In discussions around digital citizenship and online footprints, the terms "private" and "public" are often misused.
A couple quick notes:
First, the "private" settings on most social media platforms are a joke. Within social media, "private" often means "just visible to my friends", which in turn means "it appears on my friend's timeline." So, even if you are locking down your content to your friends, in many cases this means that your "privacy" is determined by the judgment of your least secure friend.
And, of course, this doesn't even touch the reality that "private" in most social software means that all content is fully visible and accessible to the mining algorithms of the company providing the service, and their affiliates. This, "private" means "invisibly shared with organizations who exist by selling predictions about your behavior for the foreseeable future."
These public/private conversations also don't mention the constant practices of brand monitoring, social media monitoring in education, and social media monitoring by law enforcement. If you are a kid in a school, ask your district and your school board if they use social media monitoring tools, and how you - as a student - can review what the school has collected.

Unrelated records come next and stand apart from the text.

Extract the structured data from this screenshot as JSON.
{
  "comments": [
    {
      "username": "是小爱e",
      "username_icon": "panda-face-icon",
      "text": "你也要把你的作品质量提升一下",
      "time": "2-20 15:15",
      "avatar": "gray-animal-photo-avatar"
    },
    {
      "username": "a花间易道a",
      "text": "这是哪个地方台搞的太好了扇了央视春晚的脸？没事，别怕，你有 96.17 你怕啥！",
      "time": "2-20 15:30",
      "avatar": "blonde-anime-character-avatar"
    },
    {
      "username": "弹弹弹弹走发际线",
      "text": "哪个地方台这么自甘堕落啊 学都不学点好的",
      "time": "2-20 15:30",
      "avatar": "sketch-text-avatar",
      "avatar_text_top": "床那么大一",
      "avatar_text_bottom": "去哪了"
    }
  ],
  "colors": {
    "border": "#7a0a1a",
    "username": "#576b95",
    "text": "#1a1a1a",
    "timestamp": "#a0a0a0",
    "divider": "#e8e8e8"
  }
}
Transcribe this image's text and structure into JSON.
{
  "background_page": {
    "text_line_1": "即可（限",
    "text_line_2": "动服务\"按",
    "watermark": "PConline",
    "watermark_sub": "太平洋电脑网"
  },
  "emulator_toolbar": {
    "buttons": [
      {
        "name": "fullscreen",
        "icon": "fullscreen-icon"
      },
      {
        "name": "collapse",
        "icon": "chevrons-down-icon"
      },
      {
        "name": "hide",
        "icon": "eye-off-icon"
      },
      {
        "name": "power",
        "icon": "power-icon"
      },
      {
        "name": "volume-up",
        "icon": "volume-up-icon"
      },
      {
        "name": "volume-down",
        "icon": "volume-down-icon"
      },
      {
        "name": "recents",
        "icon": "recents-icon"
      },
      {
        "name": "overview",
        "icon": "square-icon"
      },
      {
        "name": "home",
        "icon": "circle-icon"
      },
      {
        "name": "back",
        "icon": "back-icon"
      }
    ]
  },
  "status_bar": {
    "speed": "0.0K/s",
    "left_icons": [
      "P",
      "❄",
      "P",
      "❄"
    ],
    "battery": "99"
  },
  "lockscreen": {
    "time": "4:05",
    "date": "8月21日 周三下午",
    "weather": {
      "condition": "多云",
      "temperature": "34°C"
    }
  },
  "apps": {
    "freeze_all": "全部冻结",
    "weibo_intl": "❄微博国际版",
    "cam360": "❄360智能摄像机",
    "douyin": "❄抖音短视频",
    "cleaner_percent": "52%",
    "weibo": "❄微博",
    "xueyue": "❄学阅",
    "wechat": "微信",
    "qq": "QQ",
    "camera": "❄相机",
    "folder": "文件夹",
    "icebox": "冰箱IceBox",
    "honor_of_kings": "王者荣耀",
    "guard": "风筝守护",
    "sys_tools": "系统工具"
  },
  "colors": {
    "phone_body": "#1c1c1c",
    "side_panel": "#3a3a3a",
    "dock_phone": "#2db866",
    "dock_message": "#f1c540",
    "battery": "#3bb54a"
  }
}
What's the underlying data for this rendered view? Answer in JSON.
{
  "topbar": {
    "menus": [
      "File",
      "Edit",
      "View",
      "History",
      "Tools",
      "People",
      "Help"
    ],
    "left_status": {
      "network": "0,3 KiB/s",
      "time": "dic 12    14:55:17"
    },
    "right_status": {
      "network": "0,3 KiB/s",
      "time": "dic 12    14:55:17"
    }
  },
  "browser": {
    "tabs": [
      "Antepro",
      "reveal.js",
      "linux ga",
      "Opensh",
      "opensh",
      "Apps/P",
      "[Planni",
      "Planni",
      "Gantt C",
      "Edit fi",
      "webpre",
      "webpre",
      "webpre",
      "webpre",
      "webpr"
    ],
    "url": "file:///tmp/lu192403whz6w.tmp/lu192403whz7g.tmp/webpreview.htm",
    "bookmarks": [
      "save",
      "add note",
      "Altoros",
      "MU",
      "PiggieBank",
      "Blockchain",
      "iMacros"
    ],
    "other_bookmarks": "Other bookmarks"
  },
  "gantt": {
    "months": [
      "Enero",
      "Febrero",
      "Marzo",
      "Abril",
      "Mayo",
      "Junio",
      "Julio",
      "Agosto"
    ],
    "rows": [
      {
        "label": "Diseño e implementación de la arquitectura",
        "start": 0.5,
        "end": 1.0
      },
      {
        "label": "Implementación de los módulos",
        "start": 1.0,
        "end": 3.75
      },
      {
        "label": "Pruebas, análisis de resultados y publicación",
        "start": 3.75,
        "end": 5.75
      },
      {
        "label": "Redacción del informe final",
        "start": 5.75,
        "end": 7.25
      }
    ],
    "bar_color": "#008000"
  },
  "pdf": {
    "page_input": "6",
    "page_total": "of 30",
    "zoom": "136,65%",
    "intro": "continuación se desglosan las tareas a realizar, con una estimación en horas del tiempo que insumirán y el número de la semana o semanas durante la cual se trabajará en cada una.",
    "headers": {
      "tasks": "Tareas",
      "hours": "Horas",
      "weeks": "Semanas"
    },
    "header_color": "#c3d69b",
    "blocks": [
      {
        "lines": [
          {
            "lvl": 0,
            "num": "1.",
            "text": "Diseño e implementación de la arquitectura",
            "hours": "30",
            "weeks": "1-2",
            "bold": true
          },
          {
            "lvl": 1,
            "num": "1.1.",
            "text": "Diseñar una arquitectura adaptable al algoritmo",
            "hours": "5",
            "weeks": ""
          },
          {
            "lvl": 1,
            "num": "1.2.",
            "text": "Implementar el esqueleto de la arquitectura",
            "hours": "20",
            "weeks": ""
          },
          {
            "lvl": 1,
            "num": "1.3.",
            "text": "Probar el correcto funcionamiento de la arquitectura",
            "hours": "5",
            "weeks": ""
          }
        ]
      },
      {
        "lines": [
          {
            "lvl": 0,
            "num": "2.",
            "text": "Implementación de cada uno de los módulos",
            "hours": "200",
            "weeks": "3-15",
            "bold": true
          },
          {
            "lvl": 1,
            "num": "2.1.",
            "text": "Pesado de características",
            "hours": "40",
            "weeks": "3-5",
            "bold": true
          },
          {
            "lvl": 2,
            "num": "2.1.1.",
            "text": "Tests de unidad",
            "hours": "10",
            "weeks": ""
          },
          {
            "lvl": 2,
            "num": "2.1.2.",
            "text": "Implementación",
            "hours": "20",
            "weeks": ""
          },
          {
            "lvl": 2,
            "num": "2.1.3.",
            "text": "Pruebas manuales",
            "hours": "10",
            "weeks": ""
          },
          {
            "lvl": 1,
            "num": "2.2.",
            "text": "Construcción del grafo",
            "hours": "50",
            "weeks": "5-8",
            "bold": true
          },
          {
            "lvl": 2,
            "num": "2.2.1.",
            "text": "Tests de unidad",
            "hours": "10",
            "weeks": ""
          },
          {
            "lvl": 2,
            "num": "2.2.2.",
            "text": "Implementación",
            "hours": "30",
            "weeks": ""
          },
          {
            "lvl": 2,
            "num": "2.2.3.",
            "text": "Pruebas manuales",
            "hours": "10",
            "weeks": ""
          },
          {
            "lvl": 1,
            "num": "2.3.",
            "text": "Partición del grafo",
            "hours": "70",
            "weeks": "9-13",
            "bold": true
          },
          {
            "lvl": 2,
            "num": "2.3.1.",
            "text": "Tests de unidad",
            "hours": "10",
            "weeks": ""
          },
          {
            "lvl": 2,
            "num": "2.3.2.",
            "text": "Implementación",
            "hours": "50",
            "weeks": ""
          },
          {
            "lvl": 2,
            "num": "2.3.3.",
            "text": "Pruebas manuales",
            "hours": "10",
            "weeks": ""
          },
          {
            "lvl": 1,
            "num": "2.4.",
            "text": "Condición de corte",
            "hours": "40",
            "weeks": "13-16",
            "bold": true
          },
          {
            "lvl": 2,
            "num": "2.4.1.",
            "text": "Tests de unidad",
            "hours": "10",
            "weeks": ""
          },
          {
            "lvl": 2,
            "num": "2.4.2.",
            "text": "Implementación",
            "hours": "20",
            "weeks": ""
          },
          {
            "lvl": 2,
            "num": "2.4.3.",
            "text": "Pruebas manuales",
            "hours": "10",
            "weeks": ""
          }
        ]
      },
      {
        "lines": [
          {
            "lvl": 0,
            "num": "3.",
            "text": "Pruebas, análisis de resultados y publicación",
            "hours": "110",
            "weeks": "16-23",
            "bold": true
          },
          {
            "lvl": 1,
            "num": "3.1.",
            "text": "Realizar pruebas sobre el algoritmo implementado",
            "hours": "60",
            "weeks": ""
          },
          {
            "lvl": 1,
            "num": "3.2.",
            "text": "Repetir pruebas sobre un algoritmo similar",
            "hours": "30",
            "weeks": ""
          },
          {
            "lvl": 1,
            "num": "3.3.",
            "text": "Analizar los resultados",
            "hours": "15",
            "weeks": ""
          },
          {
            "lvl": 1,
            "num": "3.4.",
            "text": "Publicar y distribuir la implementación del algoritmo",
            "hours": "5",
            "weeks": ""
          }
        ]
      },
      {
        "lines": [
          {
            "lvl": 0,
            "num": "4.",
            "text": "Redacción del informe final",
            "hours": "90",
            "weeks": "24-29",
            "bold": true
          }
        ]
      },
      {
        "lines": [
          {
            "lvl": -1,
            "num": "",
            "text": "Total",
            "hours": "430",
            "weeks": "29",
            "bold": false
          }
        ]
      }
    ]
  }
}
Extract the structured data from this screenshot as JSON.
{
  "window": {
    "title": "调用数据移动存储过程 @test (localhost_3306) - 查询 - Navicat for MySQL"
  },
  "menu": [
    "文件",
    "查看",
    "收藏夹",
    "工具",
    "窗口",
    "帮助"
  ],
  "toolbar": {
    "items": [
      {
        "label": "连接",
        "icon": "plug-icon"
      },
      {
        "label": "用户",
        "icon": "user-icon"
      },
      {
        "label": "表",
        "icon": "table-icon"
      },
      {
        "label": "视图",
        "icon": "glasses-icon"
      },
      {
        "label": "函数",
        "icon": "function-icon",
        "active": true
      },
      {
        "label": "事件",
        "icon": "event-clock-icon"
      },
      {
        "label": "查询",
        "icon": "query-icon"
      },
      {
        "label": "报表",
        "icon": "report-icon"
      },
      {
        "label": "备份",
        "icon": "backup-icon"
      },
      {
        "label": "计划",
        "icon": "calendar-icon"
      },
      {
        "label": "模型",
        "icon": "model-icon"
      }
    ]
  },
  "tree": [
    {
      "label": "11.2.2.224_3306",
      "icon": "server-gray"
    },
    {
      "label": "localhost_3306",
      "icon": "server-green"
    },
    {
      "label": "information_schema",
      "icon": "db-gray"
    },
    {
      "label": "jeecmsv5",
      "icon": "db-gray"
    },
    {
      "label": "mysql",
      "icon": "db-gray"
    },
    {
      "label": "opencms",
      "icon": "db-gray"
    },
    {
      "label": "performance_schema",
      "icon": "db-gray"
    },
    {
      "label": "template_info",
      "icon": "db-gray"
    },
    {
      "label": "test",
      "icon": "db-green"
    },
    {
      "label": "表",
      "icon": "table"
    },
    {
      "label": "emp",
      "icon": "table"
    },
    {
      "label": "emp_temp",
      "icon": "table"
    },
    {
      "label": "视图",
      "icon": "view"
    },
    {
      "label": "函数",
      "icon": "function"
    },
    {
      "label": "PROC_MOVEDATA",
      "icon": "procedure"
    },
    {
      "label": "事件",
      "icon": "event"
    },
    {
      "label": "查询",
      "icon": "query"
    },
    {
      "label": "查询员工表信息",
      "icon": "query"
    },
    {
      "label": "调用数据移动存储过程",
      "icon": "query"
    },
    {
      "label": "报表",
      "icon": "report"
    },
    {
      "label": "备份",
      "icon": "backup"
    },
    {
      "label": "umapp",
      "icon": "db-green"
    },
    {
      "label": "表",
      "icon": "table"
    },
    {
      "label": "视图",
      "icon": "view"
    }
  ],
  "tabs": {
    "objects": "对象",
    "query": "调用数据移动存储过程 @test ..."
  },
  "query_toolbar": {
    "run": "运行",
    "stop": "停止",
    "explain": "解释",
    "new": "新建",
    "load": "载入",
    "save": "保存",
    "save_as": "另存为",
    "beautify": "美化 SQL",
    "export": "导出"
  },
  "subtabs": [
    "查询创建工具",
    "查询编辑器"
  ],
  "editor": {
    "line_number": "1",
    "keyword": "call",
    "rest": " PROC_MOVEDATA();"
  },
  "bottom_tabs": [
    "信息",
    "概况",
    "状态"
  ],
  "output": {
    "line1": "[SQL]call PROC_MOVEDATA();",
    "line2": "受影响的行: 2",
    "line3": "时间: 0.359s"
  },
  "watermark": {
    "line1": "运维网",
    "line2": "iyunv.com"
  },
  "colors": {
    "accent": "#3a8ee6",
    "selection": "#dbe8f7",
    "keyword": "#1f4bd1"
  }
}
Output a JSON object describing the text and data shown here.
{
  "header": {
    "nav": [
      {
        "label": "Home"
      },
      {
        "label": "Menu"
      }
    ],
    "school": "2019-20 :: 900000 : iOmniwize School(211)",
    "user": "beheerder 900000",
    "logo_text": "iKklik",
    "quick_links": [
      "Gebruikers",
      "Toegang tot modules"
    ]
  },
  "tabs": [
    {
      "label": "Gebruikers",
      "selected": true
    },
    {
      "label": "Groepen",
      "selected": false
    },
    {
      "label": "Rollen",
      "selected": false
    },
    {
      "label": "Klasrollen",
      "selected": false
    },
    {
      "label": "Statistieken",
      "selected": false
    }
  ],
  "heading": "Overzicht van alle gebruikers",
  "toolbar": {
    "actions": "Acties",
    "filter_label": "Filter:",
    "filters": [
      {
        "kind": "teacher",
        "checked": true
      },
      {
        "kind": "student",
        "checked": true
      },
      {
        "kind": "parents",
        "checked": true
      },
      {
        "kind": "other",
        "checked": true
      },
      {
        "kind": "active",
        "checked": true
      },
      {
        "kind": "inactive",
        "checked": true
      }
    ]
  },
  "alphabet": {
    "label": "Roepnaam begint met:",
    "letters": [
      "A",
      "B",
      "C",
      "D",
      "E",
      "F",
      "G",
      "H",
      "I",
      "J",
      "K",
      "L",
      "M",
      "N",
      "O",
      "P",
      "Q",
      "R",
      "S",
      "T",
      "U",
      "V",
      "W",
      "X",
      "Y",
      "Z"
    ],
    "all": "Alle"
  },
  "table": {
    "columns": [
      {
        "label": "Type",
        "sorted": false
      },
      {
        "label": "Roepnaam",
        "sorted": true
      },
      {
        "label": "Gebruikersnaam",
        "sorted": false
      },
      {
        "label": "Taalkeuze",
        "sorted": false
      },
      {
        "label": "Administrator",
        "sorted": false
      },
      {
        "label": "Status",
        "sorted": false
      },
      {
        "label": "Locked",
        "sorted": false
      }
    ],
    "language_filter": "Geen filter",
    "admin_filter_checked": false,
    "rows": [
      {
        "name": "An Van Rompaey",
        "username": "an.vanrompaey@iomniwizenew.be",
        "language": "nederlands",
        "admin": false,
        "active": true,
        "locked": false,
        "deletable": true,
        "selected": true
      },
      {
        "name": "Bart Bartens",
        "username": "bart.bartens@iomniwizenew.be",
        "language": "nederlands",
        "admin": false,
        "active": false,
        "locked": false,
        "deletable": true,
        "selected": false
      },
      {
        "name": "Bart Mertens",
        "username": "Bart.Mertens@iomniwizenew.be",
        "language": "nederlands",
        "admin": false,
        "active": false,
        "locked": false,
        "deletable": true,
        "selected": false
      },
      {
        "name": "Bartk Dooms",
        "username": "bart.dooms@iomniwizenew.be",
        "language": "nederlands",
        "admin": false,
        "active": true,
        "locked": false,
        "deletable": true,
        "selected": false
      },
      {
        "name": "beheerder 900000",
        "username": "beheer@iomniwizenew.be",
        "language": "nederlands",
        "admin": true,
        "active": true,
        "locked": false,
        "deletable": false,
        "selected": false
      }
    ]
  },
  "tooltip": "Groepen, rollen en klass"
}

People often also give advice about tagging photos. The process of tagging photos is simple: it's how companies crowdsource improving their facial recognition algorithms. But not tagging photos isn't the same as respecting someone's privacy. Facial recognition works, and social media companies already know who your friends are - because you tell them explicitly with the "friend" mechanisms they provide, and implicitly via who you interact with. Geolocation tracking makes this easier.
So when you upload a picture of you with three of your friends, the algorithms already have a small pool of people who it might be - and they can use facial recognition software to narrow the field. For example, Facebook's facial recognition software is now accurate to the point where it can use other visual cues to identify a person.
So, let's talk about public and private, but let's also be explicit that true privacy is elusive. What frequently gets called privacy is really surveillance that has yet to be noticed.